As ethanol production expands in the Midwest, the availability of ethanol co-products also increases. Ethanol co-products' high protein and energy content make them ideal as animal feed, particularly in confinement feeding situations.
Kansas State University researchers recently examined co-products' potential in growing diets for cattle. They studied dried distillers grains from either corn or grain sorghum to see if they were interchangeable in a 20% crude protein (CP) supplement used in a management system for growing cattle grazing low- to medium-quality forage.
Dividing crossbred beef replacement heifers into three groups, each was fed 6 lbs./heifer/day of supplements containing 20% CP. The three supplements compared were: 1) 50% cracked corn, 25% soybean meal and 25% ground grain sorghum; 2) 50% cracked corn and 50% corn distillers grains with solubles; and 3) 50% cracked corn, 31% sorghum distillers grains with solubles and 19% ground grain sorghum. Heifers grazed common native-grass pasture and had free-choice access to smooth brome hay in round bale feeders.
Researchers noted no differences in heifer weight gains and average daily gains among the treatments. Heifers on corn-dried distillers grains had a slight gain advantage early in the trial, which was interesting because its digestibility is less. Researchers believe the difference is explained by the higher fat content of corn dried distillers.
Total diet intake was similar among all treatments, but dry matter intake as a percentage of body weight was significantly greater for heifers on the soybean meal treatment. The difference in intake may be due to the greater degradable intake protein content of soybean meal.
Researchers concluded the co-products of ethanol production — either corn or grain sorghum — can be interchanged in a 20% CP supplement in a management system for growing cattle grazing medium- to low-quality forage.
— K.W. Harboroth, et al., Kansas State University 2006 Beef Cattle Research.
To help reduce common pathogens in ground beef and other meat products — by up to 99% — scientists are looking to introduce a harmless bacteria to the products. The bacterial mixture contains four strains of lactic acid bacteria (LAB), commonly used in such cultured dairy products as yogurt and cheese.
LAB progressively reduces the levels of E. coli O157:H7 and Salmonella in ground beef during several days of cold storage.
Clearing the way for commercial use, the Food and Drug Administration (FDA) has classified the practice as “generally regarded as safe.” A team led by Texas Tech University researcher Mindy Brashears developed and tested the LAB mixture.
The team used four strains of Lactobacillus acidophilus. Studying each strain separately, they found the E. coli incidence was reduced by 90% after eight days, and Salmonella reduced to similar levels after four days in cold storage.
But, eight days is considered too long to store raw ground beef without freezing it, so the team mixed all four strains and tested it in contaminated ground beef samples. The mixture yielded a 99% reduction of E. coli after three days of storage and a 99.9% reduction after five days.

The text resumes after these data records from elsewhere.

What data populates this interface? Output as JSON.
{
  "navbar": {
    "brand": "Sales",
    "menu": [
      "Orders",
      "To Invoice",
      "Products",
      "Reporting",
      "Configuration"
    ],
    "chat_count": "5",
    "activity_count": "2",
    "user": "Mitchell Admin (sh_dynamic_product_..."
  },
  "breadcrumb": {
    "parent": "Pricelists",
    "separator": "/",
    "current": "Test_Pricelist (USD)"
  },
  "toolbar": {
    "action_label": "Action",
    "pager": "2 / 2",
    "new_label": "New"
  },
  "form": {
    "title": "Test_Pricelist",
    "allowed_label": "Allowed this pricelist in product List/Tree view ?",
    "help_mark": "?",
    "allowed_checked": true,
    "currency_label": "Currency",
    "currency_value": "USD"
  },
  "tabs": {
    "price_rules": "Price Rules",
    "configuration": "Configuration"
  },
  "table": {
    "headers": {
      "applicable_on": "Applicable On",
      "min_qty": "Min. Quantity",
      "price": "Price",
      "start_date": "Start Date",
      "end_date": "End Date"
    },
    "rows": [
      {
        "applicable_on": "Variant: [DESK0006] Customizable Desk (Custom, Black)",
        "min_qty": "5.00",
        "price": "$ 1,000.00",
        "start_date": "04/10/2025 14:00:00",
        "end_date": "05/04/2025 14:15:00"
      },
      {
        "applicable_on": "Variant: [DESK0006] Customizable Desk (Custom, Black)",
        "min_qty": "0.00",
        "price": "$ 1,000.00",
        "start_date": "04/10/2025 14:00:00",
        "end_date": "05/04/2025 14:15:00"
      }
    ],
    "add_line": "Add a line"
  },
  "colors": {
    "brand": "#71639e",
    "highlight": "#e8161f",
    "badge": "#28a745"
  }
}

Salmonella was reduced more than 99.9% after three days, and undetectable after five days.
“These LAB are unique in that they eliminate the pathogen at refrigeration temperatures, but don't grow during refrigerated storage,” according to their research in the Journal of Food Protection. “Growth of LAB in a fresh meat product would not be desirable because it would lead to premature spoilage of the product.”
The researchers also examined if ground beef taste would be affected by the LAB mixture. A taste panel couldn't detect a difference between treated and untreated samples stored three days before cooking.
Researchers haven't been able to pinpoint exactly how LAB combat E. coli and Salmonella. Some studies “have indicated that a protein-based product, most likely a bacteriocin [bacteria-killing chemical], is produced by these LAB isolates at refrigeration temperatures,” researchers wrote.
— Center for Infectious Disease Research & Policy, University of Minnesota